applications. For example, you can set up an individual pin on the application itself. And if I lose the device, IT can wipe the phone. It’s a great security model for BYOD.”
If it does come down to securing your own device, there are several free smartphone and tablet applications offering basic security options. You will have to pull out your credit card for something more comprehensive.
ESET Mobile Security, a free and stand alone application available in the Google Play app store, protects your smartphone or tablet from any form of attack with a few impressive features. Besides a basic antivirus, the full version of the software also features GPS localisation, remote lock and, as a last resort, a remote wipe feature.
The last and most interesting feature is SIM matching, where the device will automatically send a mail or message with the new SIM card’s number to a predefined address. “You then walk into a du or Etisalat store,” says Joseph, “run the SIM number and get the person’s number, name and all the details associated with the SIM card.”
Similar to ESET’s security offering, Android users can also use the Norton Antivirus and Security application. iOS and BlackBerry users can also protect their data with applications such as McAfee WaveSecure and Kaspersky Mobile Security respectively.
Miroslav Mikus, Channel Sales Manager EMEA, ESET, says the company has seen a very high interest, especially on Google Play. “People are starting to understand that there are a lot of threats and especially features such as antitheft have become very important.”
But several important questions need to be dealt with too: is your device secure and if not, who is responsible for it? Are organisations required to pay for the necessary software or for educating their employees on essential BYOD security?
“BYOD involves commitment from both the employer and employees,” says Joseph. “The first step is to develop and enforce a clear, written policy that lets employees know what work-related data they may access with their own devices.
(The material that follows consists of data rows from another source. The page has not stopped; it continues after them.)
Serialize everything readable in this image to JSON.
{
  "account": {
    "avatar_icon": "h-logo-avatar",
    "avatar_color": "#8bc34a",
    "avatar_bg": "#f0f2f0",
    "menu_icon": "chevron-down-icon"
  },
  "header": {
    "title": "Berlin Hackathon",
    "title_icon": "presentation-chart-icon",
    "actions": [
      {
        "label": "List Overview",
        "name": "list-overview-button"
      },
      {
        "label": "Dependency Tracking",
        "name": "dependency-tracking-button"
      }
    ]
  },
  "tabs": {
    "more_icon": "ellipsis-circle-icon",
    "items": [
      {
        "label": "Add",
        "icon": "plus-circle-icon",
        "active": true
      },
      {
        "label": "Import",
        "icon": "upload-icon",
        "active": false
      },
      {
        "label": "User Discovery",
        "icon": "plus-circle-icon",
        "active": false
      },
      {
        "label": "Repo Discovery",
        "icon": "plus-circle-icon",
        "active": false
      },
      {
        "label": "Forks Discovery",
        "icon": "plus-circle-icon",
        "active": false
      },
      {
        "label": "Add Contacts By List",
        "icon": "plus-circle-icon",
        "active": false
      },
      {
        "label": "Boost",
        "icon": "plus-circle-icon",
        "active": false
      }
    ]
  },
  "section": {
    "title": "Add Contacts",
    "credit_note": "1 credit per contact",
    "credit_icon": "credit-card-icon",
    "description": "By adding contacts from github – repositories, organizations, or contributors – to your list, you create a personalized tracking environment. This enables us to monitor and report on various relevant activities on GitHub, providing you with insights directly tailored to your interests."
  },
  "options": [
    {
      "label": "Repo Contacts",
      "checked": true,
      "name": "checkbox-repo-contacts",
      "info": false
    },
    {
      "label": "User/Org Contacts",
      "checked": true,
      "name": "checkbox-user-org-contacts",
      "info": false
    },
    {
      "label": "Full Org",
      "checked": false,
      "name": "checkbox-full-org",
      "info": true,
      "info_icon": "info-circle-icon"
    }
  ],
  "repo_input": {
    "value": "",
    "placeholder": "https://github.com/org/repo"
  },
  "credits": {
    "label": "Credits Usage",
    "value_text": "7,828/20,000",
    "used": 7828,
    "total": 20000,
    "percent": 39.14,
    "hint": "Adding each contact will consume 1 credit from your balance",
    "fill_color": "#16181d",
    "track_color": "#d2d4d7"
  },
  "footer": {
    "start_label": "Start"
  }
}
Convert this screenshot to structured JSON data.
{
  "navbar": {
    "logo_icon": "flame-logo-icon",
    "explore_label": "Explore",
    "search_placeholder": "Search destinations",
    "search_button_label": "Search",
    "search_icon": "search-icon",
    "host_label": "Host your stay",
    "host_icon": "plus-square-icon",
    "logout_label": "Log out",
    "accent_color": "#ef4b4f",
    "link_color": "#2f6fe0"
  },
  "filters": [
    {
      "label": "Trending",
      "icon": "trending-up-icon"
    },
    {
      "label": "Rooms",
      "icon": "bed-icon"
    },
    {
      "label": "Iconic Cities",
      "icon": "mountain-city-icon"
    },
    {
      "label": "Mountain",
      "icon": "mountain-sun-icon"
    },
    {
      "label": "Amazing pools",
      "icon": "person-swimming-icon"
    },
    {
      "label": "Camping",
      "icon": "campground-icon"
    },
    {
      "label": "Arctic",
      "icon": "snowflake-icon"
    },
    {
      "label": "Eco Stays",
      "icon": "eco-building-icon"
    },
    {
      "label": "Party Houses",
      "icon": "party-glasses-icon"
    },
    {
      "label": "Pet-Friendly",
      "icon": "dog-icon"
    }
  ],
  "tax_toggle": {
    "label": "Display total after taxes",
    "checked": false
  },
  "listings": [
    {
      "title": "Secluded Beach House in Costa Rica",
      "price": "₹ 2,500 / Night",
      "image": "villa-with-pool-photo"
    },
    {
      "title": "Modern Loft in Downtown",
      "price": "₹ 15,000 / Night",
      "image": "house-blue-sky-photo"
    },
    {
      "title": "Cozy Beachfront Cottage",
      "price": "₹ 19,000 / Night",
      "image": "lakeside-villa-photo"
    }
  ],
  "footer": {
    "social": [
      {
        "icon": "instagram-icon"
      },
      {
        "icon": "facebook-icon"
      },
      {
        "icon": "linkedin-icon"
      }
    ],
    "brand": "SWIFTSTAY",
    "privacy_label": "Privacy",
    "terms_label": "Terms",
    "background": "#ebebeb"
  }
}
It is also important for organisations to provide cybersecurity training to all BYOD employees. That training should include the importance of physical security, Wi-Fi security and social engineering attacks.”
Joseph also suggests that an organisation’s IT department should make it a mandatory requirement to have password-protected auto-locking features on personal devices used for work and to encrypt work-related data used on personal devices.